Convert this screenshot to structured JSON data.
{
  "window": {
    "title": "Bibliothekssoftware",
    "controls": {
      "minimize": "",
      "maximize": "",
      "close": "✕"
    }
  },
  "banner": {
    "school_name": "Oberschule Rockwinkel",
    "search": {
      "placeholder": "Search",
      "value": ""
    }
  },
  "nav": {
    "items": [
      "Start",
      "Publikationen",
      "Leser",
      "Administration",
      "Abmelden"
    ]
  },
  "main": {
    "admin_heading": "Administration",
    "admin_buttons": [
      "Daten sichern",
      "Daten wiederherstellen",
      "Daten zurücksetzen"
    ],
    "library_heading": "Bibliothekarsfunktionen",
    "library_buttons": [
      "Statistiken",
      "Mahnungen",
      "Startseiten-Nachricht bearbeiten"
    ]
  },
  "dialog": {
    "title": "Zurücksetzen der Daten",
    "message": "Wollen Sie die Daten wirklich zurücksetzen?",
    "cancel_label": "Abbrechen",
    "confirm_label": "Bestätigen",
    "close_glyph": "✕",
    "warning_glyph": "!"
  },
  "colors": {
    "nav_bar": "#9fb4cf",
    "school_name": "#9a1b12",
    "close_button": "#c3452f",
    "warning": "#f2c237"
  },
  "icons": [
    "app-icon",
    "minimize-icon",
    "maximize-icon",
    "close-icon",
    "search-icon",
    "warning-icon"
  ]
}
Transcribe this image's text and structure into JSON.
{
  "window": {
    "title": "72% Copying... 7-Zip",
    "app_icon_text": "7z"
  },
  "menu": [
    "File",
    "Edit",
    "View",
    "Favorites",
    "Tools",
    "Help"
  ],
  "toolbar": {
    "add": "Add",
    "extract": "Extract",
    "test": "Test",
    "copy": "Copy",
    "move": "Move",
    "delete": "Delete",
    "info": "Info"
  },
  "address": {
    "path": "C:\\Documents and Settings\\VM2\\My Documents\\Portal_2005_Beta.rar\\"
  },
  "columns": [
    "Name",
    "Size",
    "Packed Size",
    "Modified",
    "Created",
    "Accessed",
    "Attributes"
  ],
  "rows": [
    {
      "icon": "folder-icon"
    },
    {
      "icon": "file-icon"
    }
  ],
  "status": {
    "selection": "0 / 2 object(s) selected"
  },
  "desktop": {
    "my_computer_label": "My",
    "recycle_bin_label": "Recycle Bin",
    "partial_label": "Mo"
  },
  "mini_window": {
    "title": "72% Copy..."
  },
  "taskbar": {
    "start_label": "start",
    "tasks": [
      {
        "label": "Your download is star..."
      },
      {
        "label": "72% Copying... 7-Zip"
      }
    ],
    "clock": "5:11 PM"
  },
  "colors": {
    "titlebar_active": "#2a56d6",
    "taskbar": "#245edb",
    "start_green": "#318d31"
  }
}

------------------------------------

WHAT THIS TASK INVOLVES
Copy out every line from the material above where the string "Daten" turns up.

EXPECTED ANSWER
      "Daten sichern",
      "Daten wiederherstellen",
      "Daten zurücksetzen"
    "title": "Zurücksetzen der Daten",
    "message": "Wollen Sie die Daten wirklich zurücksetzen?",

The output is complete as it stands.